Events, People

'Greenies' put spotlight on environment

April 17, 2008

Sometimes Lois Armstrong wonders what the big deal is.

One person who never battles for a parking spot is Lois Armstrong. The Media Support Centre Supervisor (Faculty of Education) has been honoured with an inaugural Western Green Award for contributions to environmental sustainability at work and in her personal life.

She uses a travel mug, she composts, she rides her bike to work - it's what she does, and has been doing for years. It's safe to say Armstrong was environmentally savvy long before it was cool.

Armstrong's natural way of life has now been recognized with a Western Green Award, through the Physical Plant department. Physical Plant's Andy Merucci and Hospitality Services are also first recipients of the inaugural award.

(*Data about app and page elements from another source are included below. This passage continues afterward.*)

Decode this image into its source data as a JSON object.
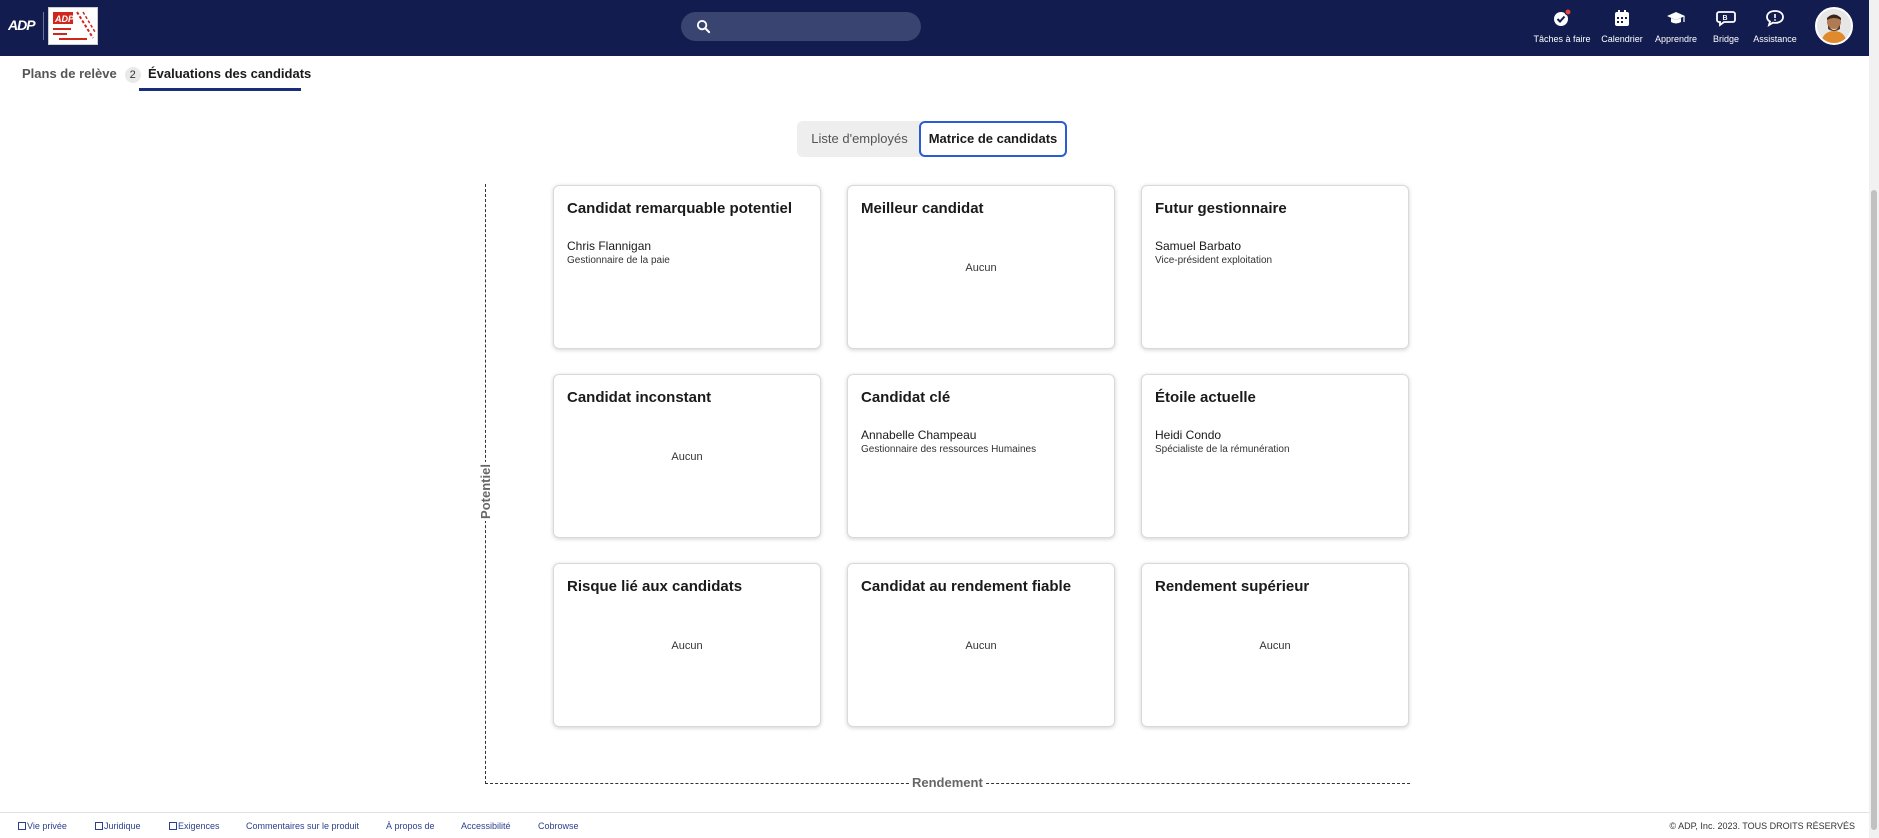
{
  "header": {
    "search_placeholder": "",
    "nav": [
      {
        "label": "Tâches à faire",
        "icon": "check-badge-icon"
      },
      {
        "label": "Calendrier",
        "icon": "calendar-icon"
      },
      {
        "label": "Apprendre",
        "icon": "graduation-cap-icon"
      },
      {
        "label": "Bridge",
        "icon": "bridge-chat-icon"
      },
      {
        "label": "Assistance",
        "icon": "chat-bubble-icon"
      }
    ],
    "brand_color": "#121c4e"
  },
  "tabs": [
    {
      "label": "Plans de relève",
      "count": "2"
    },
    {
      "label": "Évaluations des candidats"
    }
  ],
  "view_toggle": {
    "options": [
      "Liste d'employés",
      "Matrice de candidats"
    ],
    "selected": "Matrice de candidats"
  },
  "matrix": {
    "y_axis_label": "Potentiel",
    "x_axis_label": "Rendement",
    "cells": [
      {
        "title": "Candidat remarquable potentiel",
        "name": "Chris Flannigan",
        "role": "Gestionnaire de la paie"
      },
      {
        "title": "Meilleur candidat",
        "none": "Aucun"
      },
      {
        "title": "Futur gestionnaire",
        "name": "Samuel Barbato",
        "role": "Vice-président exploitation"
      },
      {
        "title": "Candidat inconstant",
        "none": "Aucun"
      },
      {
        "title": "Candidat clé",
        "name": "Annabelle Champeau",
        "role": "Gestionnaire des ressources Humaines"
      },
      {
        "title": "Étoile actuelle",
        "name": "Heidi Condo",
        "role": "Spécialiste de la rémunération"
      },
      {
        "title": "Risque lié aux candidats",
        "none": "Aucun"
      },
      {
        "title": "Candidat au rendement fiable",
        "none": "Aucun"
      },
      {
        "title": "Rendement supérieur",
        "none": "Aucun"
      }
    ]
  },
  "footer": {
    "links": [
      "Vie privée",
      "Juridique",
      "Exigences",
      "Commentaires sur le produit",
      "À propos de",
      "Accessibilité",
      "Cobrowse"
    ],
    "copyright": "© ADP, Inc. 2023. TOUS DROITS RÉSERVÉS"
  }
}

Armstrong says for her, being environmentally aware began years ago on her parents' farm. From riding her bike and growing vegetables to hanging clothes on the line and reading about world issues through National Geographic, it became a way of life at a young age.

At the age of 16 she was already a member of Pollution Probe, a Canadian charitable environmental organization.

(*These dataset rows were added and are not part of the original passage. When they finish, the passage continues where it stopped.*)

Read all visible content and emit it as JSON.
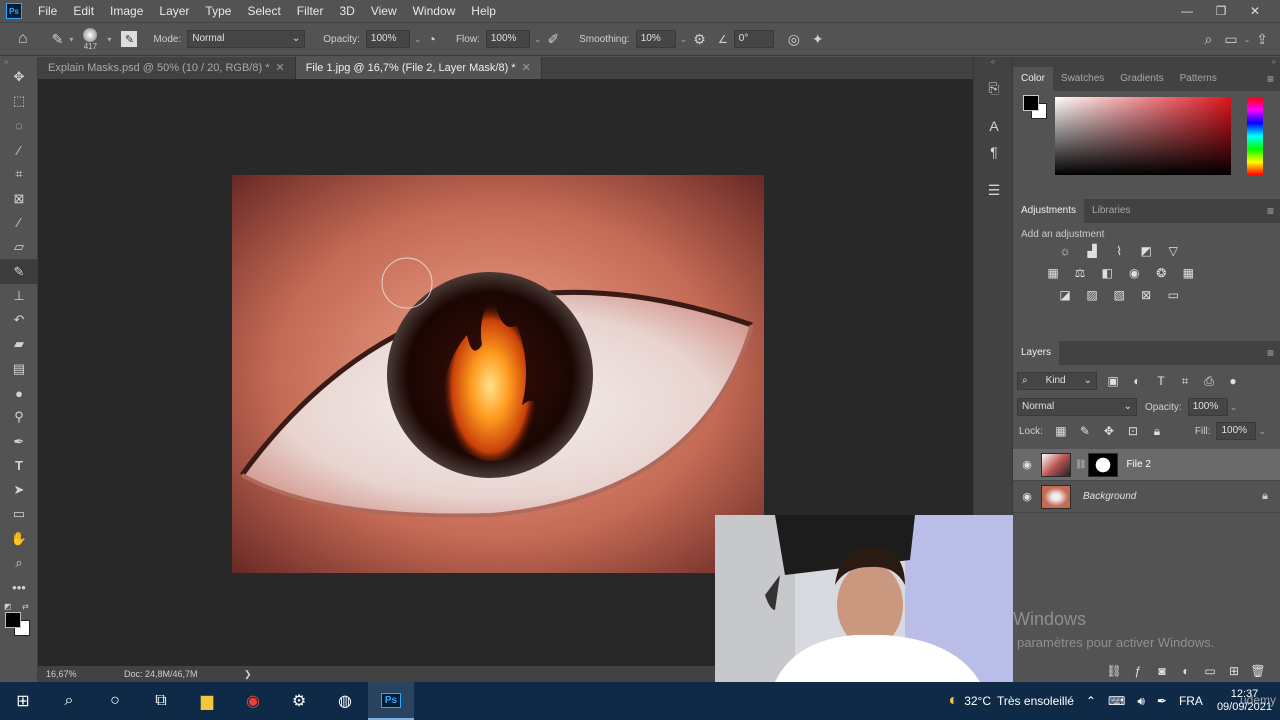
{
  "app": {
    "logo_text": "Ps"
  },
  "menu": [
    "File",
    "Edit",
    "Image",
    "Layer",
    "Type",
    "Select",
    "Filter",
    "3D",
    "View",
    "Window",
    "Help"
  ],
  "window_controls": {
    "minimize": "—",
    "restore": "❐",
    "close": "✕"
  },
  "options": {
    "brush_size": "417",
    "mode_label": "Mode:",
    "mode_value": "Normal",
    "opacity_label": "Opacity:",
    "opacity_value": "100%",
    "flow_label": "Flow:",
    "flow_value": "100%",
    "smoothing_label": "Smoothing:",
    "smoothing_value": "10%",
    "angle_value": "0°"
  },
  "tabs": [
    {
      "label": "Explain Masks.psd @ 50% (10 / 20, RGB/8) *",
      "active": false
    },
    {
      "label": "File 1.jpg @ 16,7% (File 2, Layer Mask/8) *",
      "active": true
    }
  ],
  "status": {
    "zoom": "16,67%",
    "doc": "Doc: 24,8M/46,7M",
    "arrow": "❯"
  },
  "color_panel": {
    "tabs": [
      "Color",
      "Swatches",
      "Gradients",
      "Patterns"
    ]
  },
  "adjustments_panel": {
    "tabs": [
      "Adjustments",
      "Libraries"
    ],
    "hint": "Add an adjustment"
  },
  "layers_panel": {
    "title": "Layers",
    "filter_kind": "Kind",
    "blend_mode": "Normal",
    "opacity_label": "Opacity:",
    "opacity_value": "100%",
    "lock_label": "Lock:",
    "fill_label": "Fill:",
    "fill_value": "100%",
    "layers": [
      {
        "name": "File 2",
        "selected": true
      },
      {
        "name": "Background",
        "selected": false
      }
    ]
  },
  "watermark": {
    "line1": "Windows",
    "line2": "paramètres pour activer Windows."
  },
  "taskbar": {
    "weather_temp": "32°C",
    "weather_text": "Très ensoleillé",
    "lang": "FRA",
    "time": "12:37",
    "date": "09/09/2021",
    "overlay": "udemy"
  },
  "colors": {
    "foreground": "#000000",
    "background": "#ffffff",
    "taskbar": "#0f2a47"
  }
}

Being recognized with a 'Greenie' is nice for the Media Production Centre Supervisor (Faculty of Education), who hopes others will see the difference that can be made.

“It's a great start, getting more people to talk about it," says the soft-spoken Armstrong. “Raising awareness is the main reason. It's very easy to be preachy and I try not to do that. But it's one thing to say you're environmentally aware and another to actually do it."

On campus, she has taken the lead as the Faculty of Education's 'Energy Champion', resulting in ideas such as signs in the rooms reminding staff, students and faculty to turn off lights or close blinds; she was part of the 2006 Photocopier Selection Committee, ensuring copiers were Energy Star efficient; she has implemented a used battery depot in the faculty and the donation of old computers to the 'Komputer for Kids' program.

Val Van Domelen says her friend is more than deserved of this honour.

“In addition to living it personally, Lois has influenced Western's workplace wherever she can," says Van Domelen, adding the awards are a great platform to celebrate environmental efforts.

Armstrong has biked to work each of the 26 years she's been working at Western, a saving she estimates at around $75,000 when you eliminate car maintenance, insurance and parking.

“The savings is great, but the plus is the fresh air and exercise I'm getting," she says. “Not being inside that bubble (car) makes me feel more a part of the community."

Armstrong is also eyeing an early retirement where she'll join her husband, John Stephen, at a home they purchased on Pelee Island. Plans are to install a geothermal heating and cooling system, solar-powered hot water system, photovoltaic solar panels and wind turbines to generate electricity - pretty much live off the grid.

Armstrong realizes not everyone will go to these extremes, but any little bit helps.

“Simply analyze what you do and how you can make a difference," she says. “It can be something very simple but with huge payoffs."


Hospitality Services
Hospitality services is committed to creating, producing and enhancing a sustainable culture for the Western community, through ecological, cultural and technological advances.

Through composting, awareness campaigns, donating to local food banks and recycling, Hospitality Services has put more emphasis on 'from-scratch' cooking in residences, with up to 40 per cent of its suppliers from London and the surrounding area - including a rooftop garden atop Somerville House, initiated this spring.

With enhanced efforts towards energy conservation, the reduction of paper and packaging and more organic products on residence menus, Hospitality Services sets an example by leading the way with other environmentally aware groups on campus.

Andy Merucci, Scheduler (Physical Plant):
When Andy Merucci noticed the large amount of paper going out each month for service interruption forms - up to 20 different groups - it gave him the idea of creating an online service interruption form, eliminating the need for paper copies.

On average, 700 service interruption forms go out each year to 20 groups on campus, each approximately two to three pages. This works out to be about 35,000 pieces of paper a year being saved.

Merucci showed everyone individually how the new computer form works to make the transition as easy as possible. Merucci has also taken the initiative to put other paper information online, stopping staff from having to print out new directories and sheets every two months, saving another 5,000 sheets of paper per year.


Lois Armstrong offers ways Western employees could reduce their environmental footprint

  • Reuse a travel mug for beverages and take the mug to meetings.
  • Bring a plate and cutlery to work from home to reuse for lunches.
  • Turn off lights, close windows and blinds before leaving work everyday.
  • Turn off your computer each night, instead of simply putting it to sleep.
  • Photocopy and print documents double sided.
  • Make use of the scan feature on the photocopier to scan and save documents as PDF files rather than printing them.
  • Reuse cloth shopping bags when shopping for groceries
  • Use a clothesline or clothes tree at home during spring, summer and fall months
  • Compost food scraps at home.
  • Reduce C02 emissions by walking, cycling or taking public transit. If this isn't possible, set up a car pool.